against the Texans.
Stokes was released by New England after appearing in just two games, and he never would suit up for an NFL team again. But for two games in 2003, JJ Stokes was my favorite Patriot, and to this day remains one of my all-time favorite wide receivers. Young to Stokes yo!
Guys like John Jaha are my favorite baseball players. Because they’re obscure athletes with flashes of true greatness smattered about their careers. This is especially true during the steroid era, and it’s players like Jaha who remind us that the steroid era isn’t just Bonds, Sosa, and MacGwire—it’s Jaha, Matt Stairs, and David Segui, too. I first remember seeing John Jaha as an inordinately large first baseman for the Brewers in 1996, his breakout year, during which he hit .300 with 34 homers and 118 RBI. This was the first Summer of Jaha, as I like to call it.
Jaha never could stay healthy for the Brewers, however, and in his seven seasons in Milwaukee, played only two full years. His last season in Milwaukee saw Jaha play in just 73 games, logging 273 plate appearances.
The Brewers elected not to bring back Jaha after the ’98 season, and it looked like the Sun may have set on John Jaha’s day in the Bigs. But John Jaha wasn’t leaving baseball without one more magical summer: 1999. The Second Summer of Jaha.
The Oakland A’s took a flyer on John Jaha, giving him a minor league deal during the 1998 offseason, though it was not expected that he would make the team out of camp. Not only did Jaha make the A’s roster, but as a first baseman/Designated hitter during his first year in Oakland, Jaha hit 35 home runs and 111 RBI, almost perfectly mirroring his ’96 campaign with the Brew Crew, save for a dip in batting average. Jaha made the All-Star game for the only time in his career that season, and won the Comeback Player of the Year award.
Jaha’s resurgence in Oakland was short-lived, however, as you might expect—he appeared in just 45 games combined over the next two seasons, and he never played a game in the majors after the 2001 season.

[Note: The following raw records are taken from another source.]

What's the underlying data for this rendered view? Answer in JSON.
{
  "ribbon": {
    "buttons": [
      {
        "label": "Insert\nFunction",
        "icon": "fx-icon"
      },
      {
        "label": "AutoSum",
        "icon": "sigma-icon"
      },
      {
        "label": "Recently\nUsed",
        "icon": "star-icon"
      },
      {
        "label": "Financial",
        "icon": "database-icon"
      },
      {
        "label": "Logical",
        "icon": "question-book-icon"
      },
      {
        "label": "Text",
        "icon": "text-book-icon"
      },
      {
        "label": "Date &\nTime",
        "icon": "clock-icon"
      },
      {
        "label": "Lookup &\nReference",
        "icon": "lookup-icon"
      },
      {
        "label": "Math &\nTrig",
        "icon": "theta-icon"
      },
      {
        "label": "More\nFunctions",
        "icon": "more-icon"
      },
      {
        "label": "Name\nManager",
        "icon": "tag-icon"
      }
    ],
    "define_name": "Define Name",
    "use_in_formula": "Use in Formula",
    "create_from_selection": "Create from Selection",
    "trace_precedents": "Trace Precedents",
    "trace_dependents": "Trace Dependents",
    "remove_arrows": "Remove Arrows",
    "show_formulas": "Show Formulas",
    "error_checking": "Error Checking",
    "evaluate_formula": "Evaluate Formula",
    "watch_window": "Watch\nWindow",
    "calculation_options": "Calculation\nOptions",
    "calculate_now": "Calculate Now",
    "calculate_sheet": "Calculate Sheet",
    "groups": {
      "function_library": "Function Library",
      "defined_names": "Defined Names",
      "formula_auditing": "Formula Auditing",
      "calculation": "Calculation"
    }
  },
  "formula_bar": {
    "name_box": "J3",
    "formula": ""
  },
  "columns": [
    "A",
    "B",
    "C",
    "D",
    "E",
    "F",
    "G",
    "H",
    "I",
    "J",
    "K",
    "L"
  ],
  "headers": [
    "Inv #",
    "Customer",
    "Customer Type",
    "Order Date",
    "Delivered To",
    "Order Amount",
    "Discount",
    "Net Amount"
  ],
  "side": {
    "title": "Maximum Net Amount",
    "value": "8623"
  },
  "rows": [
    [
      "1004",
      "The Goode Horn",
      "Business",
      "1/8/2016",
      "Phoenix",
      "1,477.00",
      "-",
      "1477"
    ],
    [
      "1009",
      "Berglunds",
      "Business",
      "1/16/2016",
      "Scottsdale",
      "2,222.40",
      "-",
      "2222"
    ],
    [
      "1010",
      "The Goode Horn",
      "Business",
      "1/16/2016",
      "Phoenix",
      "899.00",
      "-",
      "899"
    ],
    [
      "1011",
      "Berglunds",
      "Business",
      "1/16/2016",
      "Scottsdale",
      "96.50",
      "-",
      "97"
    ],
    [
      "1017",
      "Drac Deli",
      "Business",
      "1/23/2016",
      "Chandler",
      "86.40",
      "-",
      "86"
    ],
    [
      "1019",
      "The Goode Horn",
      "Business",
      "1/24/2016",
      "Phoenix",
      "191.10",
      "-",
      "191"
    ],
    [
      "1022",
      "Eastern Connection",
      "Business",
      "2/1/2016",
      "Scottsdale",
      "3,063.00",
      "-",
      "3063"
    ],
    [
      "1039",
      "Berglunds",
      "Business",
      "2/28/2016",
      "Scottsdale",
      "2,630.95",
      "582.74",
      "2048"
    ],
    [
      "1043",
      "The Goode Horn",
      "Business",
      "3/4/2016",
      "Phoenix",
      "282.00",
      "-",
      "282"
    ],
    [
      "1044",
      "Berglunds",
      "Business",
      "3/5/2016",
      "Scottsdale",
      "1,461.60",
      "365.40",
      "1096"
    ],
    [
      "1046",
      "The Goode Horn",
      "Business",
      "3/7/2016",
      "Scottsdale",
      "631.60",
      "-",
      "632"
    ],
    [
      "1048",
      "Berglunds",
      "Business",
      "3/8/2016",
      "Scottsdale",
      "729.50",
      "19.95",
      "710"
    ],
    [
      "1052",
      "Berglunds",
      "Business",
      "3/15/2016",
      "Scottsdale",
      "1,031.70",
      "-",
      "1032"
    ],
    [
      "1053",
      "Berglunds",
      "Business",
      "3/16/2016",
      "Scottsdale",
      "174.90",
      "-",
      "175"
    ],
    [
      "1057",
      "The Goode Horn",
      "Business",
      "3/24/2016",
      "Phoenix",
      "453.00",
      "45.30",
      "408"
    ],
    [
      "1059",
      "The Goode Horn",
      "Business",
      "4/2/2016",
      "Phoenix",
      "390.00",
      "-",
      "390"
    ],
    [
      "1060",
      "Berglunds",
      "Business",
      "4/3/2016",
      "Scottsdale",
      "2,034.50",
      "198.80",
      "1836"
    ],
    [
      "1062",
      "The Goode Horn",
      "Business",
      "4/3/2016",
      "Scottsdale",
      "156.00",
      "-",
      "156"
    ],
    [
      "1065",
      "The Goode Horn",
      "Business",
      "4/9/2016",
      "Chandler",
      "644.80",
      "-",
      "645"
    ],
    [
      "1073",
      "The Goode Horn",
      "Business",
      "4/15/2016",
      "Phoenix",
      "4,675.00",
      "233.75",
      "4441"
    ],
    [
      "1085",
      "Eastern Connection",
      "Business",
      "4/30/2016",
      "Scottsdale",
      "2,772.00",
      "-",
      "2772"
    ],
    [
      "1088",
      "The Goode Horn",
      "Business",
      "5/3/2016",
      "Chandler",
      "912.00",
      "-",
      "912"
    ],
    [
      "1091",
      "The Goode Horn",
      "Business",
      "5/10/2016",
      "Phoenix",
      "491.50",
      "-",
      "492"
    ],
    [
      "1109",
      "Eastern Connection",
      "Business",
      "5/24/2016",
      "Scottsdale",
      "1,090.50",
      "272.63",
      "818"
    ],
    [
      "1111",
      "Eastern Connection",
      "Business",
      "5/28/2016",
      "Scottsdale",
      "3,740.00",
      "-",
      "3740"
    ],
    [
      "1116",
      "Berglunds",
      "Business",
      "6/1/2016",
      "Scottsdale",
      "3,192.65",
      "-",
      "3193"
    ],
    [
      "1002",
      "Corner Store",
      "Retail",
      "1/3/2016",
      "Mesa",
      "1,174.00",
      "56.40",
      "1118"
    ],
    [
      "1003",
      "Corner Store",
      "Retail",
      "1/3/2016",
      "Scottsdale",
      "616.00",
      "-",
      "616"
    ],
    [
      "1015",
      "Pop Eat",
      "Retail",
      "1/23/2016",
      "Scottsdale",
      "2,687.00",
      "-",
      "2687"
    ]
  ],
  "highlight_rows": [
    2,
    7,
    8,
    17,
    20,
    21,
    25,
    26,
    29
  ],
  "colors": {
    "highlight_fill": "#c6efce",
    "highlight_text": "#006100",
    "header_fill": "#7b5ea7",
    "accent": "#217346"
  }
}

I grew up a baseball fan during the steroid era, and was just as enchanted, if not even more so, by the incredible power displayed by MacGwire and Sosa in the Summer of ’98. But I’m just unable to talk about the 1998 home run frenzy without thinking about the two seasons sandwiching that record-breaking season—the Summers of Jaha. Rock on, John.